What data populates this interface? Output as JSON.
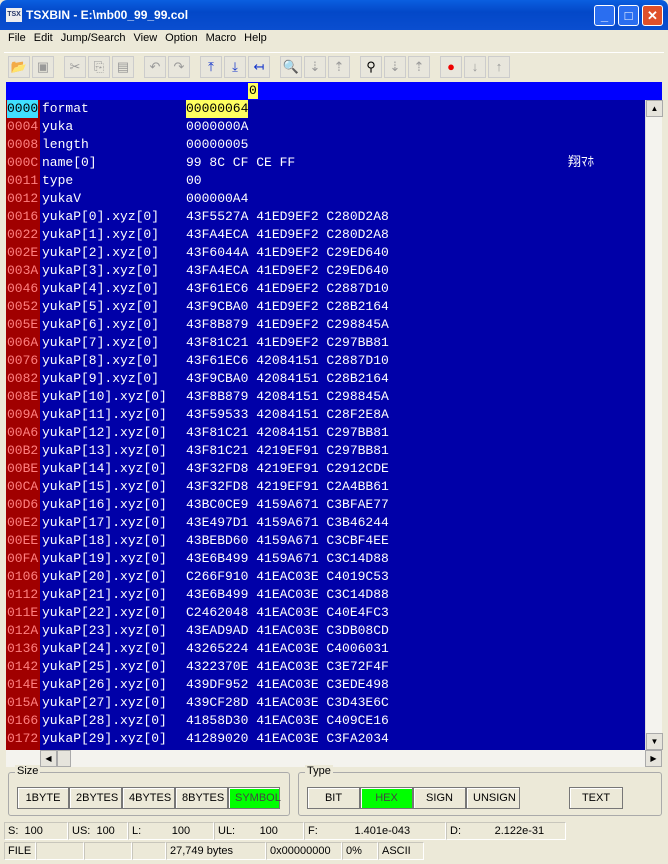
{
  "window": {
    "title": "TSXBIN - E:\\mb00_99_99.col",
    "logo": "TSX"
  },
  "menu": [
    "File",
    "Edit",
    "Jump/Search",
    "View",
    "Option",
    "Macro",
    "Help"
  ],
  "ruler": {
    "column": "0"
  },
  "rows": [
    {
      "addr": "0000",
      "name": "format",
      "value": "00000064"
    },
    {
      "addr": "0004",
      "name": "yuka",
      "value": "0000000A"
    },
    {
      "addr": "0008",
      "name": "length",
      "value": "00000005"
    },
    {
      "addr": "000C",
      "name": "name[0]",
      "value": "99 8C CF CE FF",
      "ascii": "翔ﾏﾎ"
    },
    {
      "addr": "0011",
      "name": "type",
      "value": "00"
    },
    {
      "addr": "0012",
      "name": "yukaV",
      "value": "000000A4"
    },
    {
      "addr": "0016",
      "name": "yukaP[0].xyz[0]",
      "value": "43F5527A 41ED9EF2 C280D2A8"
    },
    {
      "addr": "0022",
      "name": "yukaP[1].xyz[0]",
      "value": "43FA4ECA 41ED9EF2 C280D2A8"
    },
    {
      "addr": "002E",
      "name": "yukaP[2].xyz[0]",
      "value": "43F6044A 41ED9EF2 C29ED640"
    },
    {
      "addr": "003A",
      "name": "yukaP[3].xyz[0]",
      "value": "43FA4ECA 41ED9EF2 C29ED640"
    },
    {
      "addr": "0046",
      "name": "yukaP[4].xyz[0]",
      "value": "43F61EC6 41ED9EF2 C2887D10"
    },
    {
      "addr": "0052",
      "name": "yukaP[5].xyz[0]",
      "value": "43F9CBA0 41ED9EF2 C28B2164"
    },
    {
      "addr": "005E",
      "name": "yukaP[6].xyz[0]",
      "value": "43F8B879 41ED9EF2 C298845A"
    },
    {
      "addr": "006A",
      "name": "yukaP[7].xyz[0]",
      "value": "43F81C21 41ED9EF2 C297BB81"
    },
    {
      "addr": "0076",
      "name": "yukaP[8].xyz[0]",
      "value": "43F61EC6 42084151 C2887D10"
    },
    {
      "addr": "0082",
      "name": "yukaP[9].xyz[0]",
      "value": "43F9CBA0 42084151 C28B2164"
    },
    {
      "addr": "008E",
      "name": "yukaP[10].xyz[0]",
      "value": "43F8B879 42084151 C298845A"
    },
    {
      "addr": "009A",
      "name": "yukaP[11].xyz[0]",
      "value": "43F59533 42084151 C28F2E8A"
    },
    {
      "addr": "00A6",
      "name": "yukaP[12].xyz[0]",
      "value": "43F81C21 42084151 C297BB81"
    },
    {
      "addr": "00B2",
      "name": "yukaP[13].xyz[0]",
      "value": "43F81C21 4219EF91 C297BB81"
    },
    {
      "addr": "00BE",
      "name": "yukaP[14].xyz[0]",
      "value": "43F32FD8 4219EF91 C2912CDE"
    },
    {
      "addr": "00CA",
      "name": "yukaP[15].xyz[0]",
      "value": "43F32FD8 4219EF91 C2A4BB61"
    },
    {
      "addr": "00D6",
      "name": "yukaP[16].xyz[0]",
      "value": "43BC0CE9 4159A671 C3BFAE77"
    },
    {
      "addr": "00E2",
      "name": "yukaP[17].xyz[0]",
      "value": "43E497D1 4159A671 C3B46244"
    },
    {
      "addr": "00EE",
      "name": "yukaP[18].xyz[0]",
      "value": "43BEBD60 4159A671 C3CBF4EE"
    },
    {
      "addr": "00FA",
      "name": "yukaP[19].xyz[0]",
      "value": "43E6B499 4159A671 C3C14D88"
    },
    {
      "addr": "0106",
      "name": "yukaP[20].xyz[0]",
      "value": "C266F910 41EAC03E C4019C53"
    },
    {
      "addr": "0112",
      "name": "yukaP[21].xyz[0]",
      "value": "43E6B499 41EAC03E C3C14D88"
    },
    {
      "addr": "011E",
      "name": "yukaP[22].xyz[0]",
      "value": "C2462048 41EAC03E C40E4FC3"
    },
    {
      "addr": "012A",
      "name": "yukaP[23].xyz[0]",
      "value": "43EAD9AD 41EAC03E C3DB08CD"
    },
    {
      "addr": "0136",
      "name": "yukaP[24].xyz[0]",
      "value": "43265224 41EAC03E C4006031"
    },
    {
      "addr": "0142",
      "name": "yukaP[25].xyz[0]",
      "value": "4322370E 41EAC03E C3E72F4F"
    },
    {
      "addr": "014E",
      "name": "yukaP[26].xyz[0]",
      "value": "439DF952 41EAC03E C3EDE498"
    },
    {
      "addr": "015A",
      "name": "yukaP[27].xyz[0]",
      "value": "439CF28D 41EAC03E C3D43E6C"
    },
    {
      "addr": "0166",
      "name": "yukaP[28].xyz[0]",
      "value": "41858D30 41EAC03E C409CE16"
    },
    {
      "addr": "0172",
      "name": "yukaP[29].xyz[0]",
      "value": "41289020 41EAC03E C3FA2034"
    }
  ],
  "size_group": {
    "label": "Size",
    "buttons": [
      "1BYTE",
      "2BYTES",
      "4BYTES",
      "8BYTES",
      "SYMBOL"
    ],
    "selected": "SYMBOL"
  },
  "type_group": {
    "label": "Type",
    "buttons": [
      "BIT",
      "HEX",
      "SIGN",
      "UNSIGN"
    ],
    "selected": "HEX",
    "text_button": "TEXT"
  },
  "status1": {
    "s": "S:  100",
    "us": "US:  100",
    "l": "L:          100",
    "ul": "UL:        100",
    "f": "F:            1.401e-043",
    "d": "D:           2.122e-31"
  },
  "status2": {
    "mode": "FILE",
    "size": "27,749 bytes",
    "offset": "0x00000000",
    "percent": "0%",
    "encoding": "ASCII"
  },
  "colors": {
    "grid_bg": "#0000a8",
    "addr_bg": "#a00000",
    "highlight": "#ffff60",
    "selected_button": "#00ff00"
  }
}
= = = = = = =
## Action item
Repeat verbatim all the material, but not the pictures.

## Solution
What data populates this interface? Output as JSON.
{
  "window": {
    "title": "TSXBIN - E:\\mb00_99_99.col",
    "logo": "TSX"
  },
  "menu": [
    "File",
    "Edit",
    "Jump/Search",
    "View",
    "Option",
    "Macro",
    "Help"
  ],
  "ruler": {
    "column": "0"
  },
  "rows": [
    {
      "addr": "0000",
      "name": "format",
      "value": "00000064"
    },
    {
      "addr": "0004",
      "name": "yuka",
      "value": "0000000A"
    },
    {
      "addr": "0008",
      "name": "length",
      "value": "00000005"
    },
    {
      "addr": "000C",
      "name": "name[0]",
      "value": "99 8C CF CE FF",
      "ascii": "翔ﾏﾎ"
    },
    {
      "addr": "0011",
      "name": "type",
      "value": "00"
    },
    {
      "addr": "0012",
      "name": "yukaV",
      "value": "000000A4"
    },
    {
      "addr": "0016",
      "name": "yukaP[0].xyz[0]",
      "value": "43F5527A 41ED9EF2 C280D2A8"
    },
    {
      "addr": "0022",
      "name": "yukaP[1].xyz[0]",
      "value": "43FA4ECA 41ED9EF2 C280D2A8"
    },
    {
      "addr": "002E",
      "name": "yukaP[2].xyz[0]",
      "value": "43F6044A 41ED9EF2 C29ED640"
    },
    {
      "addr": "003A",
      "name": "yukaP[3].xyz[0]",
      "value": "43FA4ECA 41ED9EF2 C29ED640"
    },
    {
      "addr": "0046",
      "name": "yukaP[4].xyz[0]",
      "value": "43F61EC6 41ED9EF2 C2887D10"
    },
    {
      "addr": "0052",
      "name": "yukaP[5].xyz[0]",
      "value": "43F9CBA0 41ED9EF2 C28B2164"
    },
    {
      "addr": "005E",
      "name": "yukaP[6].xyz[0]",
      "value": "43F8B879 41ED9EF2 C298845A"
    },
    {
      "addr": "006A",
      "name": "yukaP[7].xyz[0]",
      "value": "43F81C21 41ED9EF2 C297BB81"
    },
    {
      "addr": "0076",
      "name": "yukaP[8].xyz[0]",
      "value": "43F61EC6 42084151 C2887D10"
    },
    {
      "addr": "0082",
      "name": "yukaP[9].xyz[0]",
      "value": "43F9CBA0 42084151 C28B2164"
    },
    {
      "addr": "008E",
      "name": "yukaP[10].xyz[0]",
      "value": "43F8B879 42084151 C298845A"
    },
    {
      "addr": "009A",
      "name": "yukaP[11].xyz[0]",
      "value": "43F59533 42084151 C28F2E8A"
    },
    {
      "addr": "00A6",
      "name": "yukaP[12].xyz[0]",
      "value": "43F81C21 42084151 C297BB81"
    },
    {
      "addr": "00B2",
      "name": "yukaP[13].xyz[0]",
      "value": "43F81C21 4219EF91 C297BB81"
    },
    {
      "addr": "00BE",
      "name": "yukaP[14].xyz[0]",
      "value": "43F32FD8 4219EF91 C2912CDE"
    },
    {
      "addr": "00CA",
      "name": "yukaP[15].xyz[0]",
      "value": "43F32FD8 4219EF91 C2A4BB61"
    },
    {
      "addr": "00D6",
      "name": "yukaP[16].xyz[0]",
      "value": "43BC0CE9 4159A671 C3BFAE77"
    },
    {
      "addr": "00E2",
      "name": "yukaP[17].xyz[0]",
      "value": "43E497D1 4159A671 C3B46244"
    },
    {
      "addr": "00EE",
      "name": "yukaP[18].xyz[0]",
      "value": "43BEBD60 4159A671 C3CBF4EE"
    },
    {
      "addr": "00FA",
      "name": "yukaP[19].xyz[0]",
      "value": "43E6B499 4159A671 C3C14D88"
    },
    {
      "addr": "0106",
      "name": "yukaP[20].xyz[0]",
      "value": "C266F910 41EAC03E C4019C53"
    },
    {
      "addr": "0112",
      "name": "yukaP[21].xyz[0]",
      "value": "43E6B499 41EAC03E C3C14D88"
    },
    {
      "addr": "011E",
      "name": "yukaP[22].xyz[0]",
      "value": "C2462048 41EAC03E C40E4FC3"
    },
    {
      "addr": "012A",
      "name": "yukaP[23].xyz[0]",
      "value": "43EAD9AD 41EAC03E C3DB08CD"
    },
    {
      "addr": "0136",
      "name": "yukaP[24].xyz[0]",
      "value": "43265224 41EAC03E C4006031"
    },
    {
      "addr": "0142",
      "name": "yukaP[25].xyz[0]",
      "value": "4322370E 41EAC03E C3E72F4F"
    },
    {
      "addr": "014E",
      "name": "yukaP[26].xyz[0]",
      "value": "439DF952 41EAC03E C3EDE498"
    },
    {
      "addr": "015A",
      "name": "yukaP[27].xyz[0]",
      "value": "439CF28D 41EAC03E C3D43E6C"
    },
    {
      "addr": "0166",
      "name": "yukaP[28].xyz[0]",
      "value": "41858D30 41EAC03E C409CE16"
    },
    {
      "addr": "0172",
      "name": "yukaP[29].xyz[0]",
      "value": "41289020 41EAC03E C3FA2034"
    }
  ],
  "size_group": {
    "label": "Size",
    "buttons": [
      "1BYTE",
      "2BYTES",
      "4BYTES",
      "8BYTES",
      "SYMBOL"
    ],
    "selected": "SYMBOL"
  },
  "type_group": {
    "label": "Type",
    "buttons": [
      "BIT",
      "HEX",
      "SIGN",
      "UNSIGN"
    ],
    "selected": "HEX",
    "text_button": "TEXT"
  },
  "status1": {
    "s": "S:  100",
    "us": "US:  100",
    "l": "L:          100",
    "ul": "UL:        100",
    "f": "F:            1.401e-043",
    "d": "D:           2.122e-31"
  },
  "status2": {
    "mode": "FILE",
    "size": "27,749 bytes",
    "offset": "0x00000000",
    "percent": "0%",
    "encoding": "ASCII"
  },
  "colors": {
    "grid_bg": "#0000a8",
    "addr_bg": "#a00000",
    "highlight": "#ffff60",
    "selected_button": "#00ff00"
  }
}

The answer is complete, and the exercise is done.